- _Records for the task_

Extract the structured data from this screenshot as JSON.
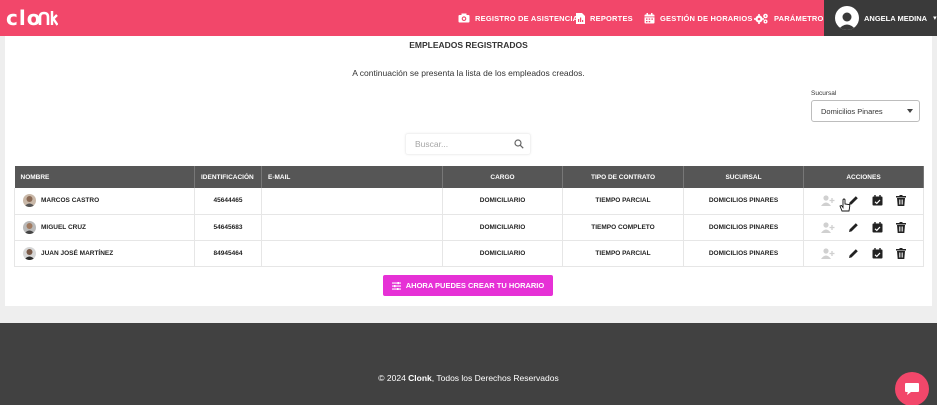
{
  "brand": {
    "logo": "cloпk",
    "accent": "#f2476a",
    "cta_color": "#e631d6"
  },
  "nav": [
    {
      "label": "REGISTRO DE ASISTENCIA",
      "icon": "camera-icon"
    },
    {
      "label": "REPORTES",
      "icon": "document-chart-icon"
    },
    {
      "label": "GESTIÓN DE HORARIOS",
      "icon": "calendar-icon"
    },
    {
      "label": "PARÁMETROS",
      "icon": "gears-icon"
    }
  ],
  "user": {
    "name": "ANGELA MEDINA"
  },
  "page": {
    "title": "EMPLEADOS REGISTRADOS",
    "subtitle": "A continuación se presenta la lista de los empleados creados."
  },
  "sucursal": {
    "label": "Sucursal",
    "selected": "Domicilios Pinares"
  },
  "search": {
    "placeholder": "Buscar..."
  },
  "table": {
    "headers": [
      "NOMBRE",
      "IDENTIFICACIÓN",
      "E-MAIL",
      "CARGO",
      "TIPO DE CONTRATO",
      "SUCURSAL",
      "ACCIONES"
    ],
    "rows": [
      {
        "name": "MARCOS CASTRO",
        "id": "45644465",
        "email": "",
        "cargo": "DOMICILIARIO",
        "contrato": "TIEMPO PARCIAL",
        "sucursal": "DOMICILIOS PINARES"
      },
      {
        "name": "MIGUEL CRUZ",
        "id": "54645683",
        "email": "",
        "cargo": "DOMICILIARIO",
        "contrato": "TIEMPO COMPLETO",
        "sucursal": "DOMICILIOS PINARES"
      },
      {
        "name": "JUAN JOSÉ MARTÍNEZ",
        "id": "84945464",
        "email": "",
        "cargo": "DOMICILIARIO",
        "contrato": "TIEMPO PARCIAL",
        "sucursal": "DOMICILIOS PINARES"
      }
    ],
    "action_icons": [
      "add-user-icon",
      "pencil-icon",
      "calendar-check-icon",
      "trash-icon"
    ]
  },
  "cta": {
    "label": "AHORA PUEDES CREAR TU HORARIO"
  },
  "footer": {
    "prefix": "© 2024 ",
    "brand": "Clonk",
    "suffix": ", Todos los Derechos Reservados"
  }
}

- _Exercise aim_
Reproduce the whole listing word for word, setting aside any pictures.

- _Solution for this problem_
Extract the structured data from this screenshot as JSON.
{
  "brand": {
    "logo": "cloпk",
    "accent": "#f2476a",
    "cta_color": "#e631d6"
  },
  "nav": [
    {
      "label": "REGISTRO DE ASISTENCIA",
      "icon": "camera-icon"
    },
    {
      "label": "REPORTES",
      "icon": "document-chart-icon"
    },
    {
      "label": "GESTIÓN DE HORARIOS",
      "icon": "calendar-icon"
    },
    {
      "label": "PARÁMETROS",
      "icon": "gears-icon"
    }
  ],
  "user": {
    "name": "ANGELA MEDINA"
  },
  "page": {
    "title": "EMPLEADOS REGISTRADOS",
    "subtitle": "A continuación se presenta la lista de los empleados creados."
  },
  "sucursal": {
    "label": "Sucursal",
    "selected": "Domicilios Pinares"
  },
  "search": {
    "placeholder": "Buscar..."
  },
  "table": {
    "headers": [
      "NOMBRE",
      "IDENTIFICACIÓN",
      "E-MAIL",
      "CARGO",
      "TIPO DE CONTRATO",
      "SUCURSAL",
      "ACCIONES"
    ],
    "rows": [
      {
        "name": "MARCOS CASTRO",
        "id": "45644465",
        "email": "",
        "cargo": "DOMICILIARIO",
        "contrato": "TIEMPO PARCIAL",
        "sucursal": "DOMICILIOS PINARES"
      },
      {
        "name": "MIGUEL CRUZ",
        "id": "54645683",
        "email": "",
        "cargo": "DOMICILIARIO",
        "contrato": "TIEMPO COMPLETO",
        "sucursal": "DOMICILIOS PINARES"
      },
      {
        "name": "JUAN JOSÉ MARTÍNEZ",
        "id": "84945464",
        "email": "",
        "cargo": "DOMICILIARIO",
        "contrato": "TIEMPO PARCIAL",
        "sucursal": "DOMICILIOS PINARES"
      }
    ],
    "action_icons": [
      "add-user-icon",
      "pencil-icon",
      "calendar-check-icon",
      "trash-icon"
    ]
  },
  "cta": {
    "label": "AHORA PUEDES CREAR TU HORARIO"
  },
  "footer": {
    "prefix": "© 2024 ",
    "brand": "Clonk",
    "suffix": ", Todos los Derechos Reservados"
  }
}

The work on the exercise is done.